From:Ed Heil <edheil@...>
Date:Friday, October 1, 1999, 19:37
>===== Original Message From Nik Taylor <fortytwo@...> ===== >Ed Heil wrote: >> Again, this allows languages such as Navajo to exist. In Navajo, the >> personal prefixes (analogous to Latin -o -s -t -mus -tis -nt, and so >> on) are pretty much *different for every verb*, which means that it's >> not too much of an exaggeration to say that *every verb in Navajo is >> irregular* in the same way that "to be" is irregular in English. > >That can't be true, surely there must be predictable patterns? If a >child learning Navajo learns a verb, how would he know how to use it in >a form that he hasn't heard?
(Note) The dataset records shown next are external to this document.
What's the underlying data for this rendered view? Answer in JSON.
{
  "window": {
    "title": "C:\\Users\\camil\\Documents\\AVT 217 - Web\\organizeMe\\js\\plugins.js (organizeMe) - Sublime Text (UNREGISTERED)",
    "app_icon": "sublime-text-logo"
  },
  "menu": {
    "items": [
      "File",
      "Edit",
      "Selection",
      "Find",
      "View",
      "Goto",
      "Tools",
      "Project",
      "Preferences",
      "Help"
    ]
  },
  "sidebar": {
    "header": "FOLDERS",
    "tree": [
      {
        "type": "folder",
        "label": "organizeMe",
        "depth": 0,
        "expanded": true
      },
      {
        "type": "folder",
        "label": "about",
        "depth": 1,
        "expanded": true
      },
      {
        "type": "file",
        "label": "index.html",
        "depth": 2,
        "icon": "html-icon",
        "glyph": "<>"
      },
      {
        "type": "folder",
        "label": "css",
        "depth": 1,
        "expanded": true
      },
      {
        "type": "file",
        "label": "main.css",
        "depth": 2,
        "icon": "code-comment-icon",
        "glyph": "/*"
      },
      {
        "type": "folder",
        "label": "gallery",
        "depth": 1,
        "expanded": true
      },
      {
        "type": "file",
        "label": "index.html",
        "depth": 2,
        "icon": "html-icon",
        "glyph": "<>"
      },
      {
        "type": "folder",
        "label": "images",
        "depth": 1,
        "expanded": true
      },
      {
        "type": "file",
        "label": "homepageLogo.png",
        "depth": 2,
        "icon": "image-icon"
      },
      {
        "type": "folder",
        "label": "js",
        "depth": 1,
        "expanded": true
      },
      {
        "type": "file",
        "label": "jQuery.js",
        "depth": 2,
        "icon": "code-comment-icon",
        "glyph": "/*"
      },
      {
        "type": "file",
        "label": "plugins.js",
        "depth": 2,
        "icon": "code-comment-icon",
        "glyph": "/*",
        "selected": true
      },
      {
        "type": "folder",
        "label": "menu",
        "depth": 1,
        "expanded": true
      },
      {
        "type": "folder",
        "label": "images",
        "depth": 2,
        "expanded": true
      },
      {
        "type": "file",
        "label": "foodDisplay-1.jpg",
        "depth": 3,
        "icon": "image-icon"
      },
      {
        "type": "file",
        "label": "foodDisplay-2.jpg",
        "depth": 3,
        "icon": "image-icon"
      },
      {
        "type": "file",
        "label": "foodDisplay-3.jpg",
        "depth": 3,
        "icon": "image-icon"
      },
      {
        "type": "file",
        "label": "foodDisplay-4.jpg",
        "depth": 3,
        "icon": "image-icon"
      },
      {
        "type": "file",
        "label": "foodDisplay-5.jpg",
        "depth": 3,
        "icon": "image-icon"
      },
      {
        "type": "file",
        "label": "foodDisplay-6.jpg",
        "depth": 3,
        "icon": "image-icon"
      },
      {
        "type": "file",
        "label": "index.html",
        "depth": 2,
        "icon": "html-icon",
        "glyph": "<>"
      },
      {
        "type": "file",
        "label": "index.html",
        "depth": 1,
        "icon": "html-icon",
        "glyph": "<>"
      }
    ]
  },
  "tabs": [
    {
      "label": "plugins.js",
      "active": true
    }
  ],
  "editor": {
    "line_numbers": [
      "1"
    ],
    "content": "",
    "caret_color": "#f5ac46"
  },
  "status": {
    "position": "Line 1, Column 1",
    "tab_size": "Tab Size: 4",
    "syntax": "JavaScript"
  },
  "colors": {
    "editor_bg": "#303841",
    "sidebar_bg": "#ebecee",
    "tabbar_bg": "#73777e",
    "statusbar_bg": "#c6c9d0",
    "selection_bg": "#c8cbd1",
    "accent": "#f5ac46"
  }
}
I won't be able to answer definitively until I have got a good Navajo grammar, but as far as I can tell, the child will just have to use patterns he knows or make an educated guess. There are definitely patterns, but they are not regular enough to allow one to definitively predict all the personal endings for a given verb in a given tense if one only knows one. For example, the conjugation of ts'a', "to hear/understand" in the present is: sing dual-plural distributive plural 1 diists'a' diits'a' dadiits'a' 2 dinits'a' doohts'a' dadoohts'a' 3 yidiits'a' yidiits'a' deidiits'a' 3a jidiits'a' jidiits'a' dazhdiits'a' But 'aah, "to learn," is: bohoosh'aah bihwiil'aah bidahwiil'aah bohoolh'aah bohoolh'aah bidahoolh'aah yihoolh'aah yihoolh'aah yidahoolh'aah bihojiil'h'aah bihojiilh'aah bidahojiilh'aah and "to walk around" is: naasha neiit'aash neiikai nanina naah'aash naahkai naagha naa'aash naakai njigha nji'aash njikai (Thats one of the ones where the root changes acording to person: a, 'aash, or kai.) Now, there are certain more or less predicatble things (like yi and ji in 3rd person, sh and n/lh in second person, da in distributive plural), but it really just has to be memorized. I think that given the hedges in the above message ("pretty much" and "not too much of an exaggeration to say"), it's an accurate description. Ed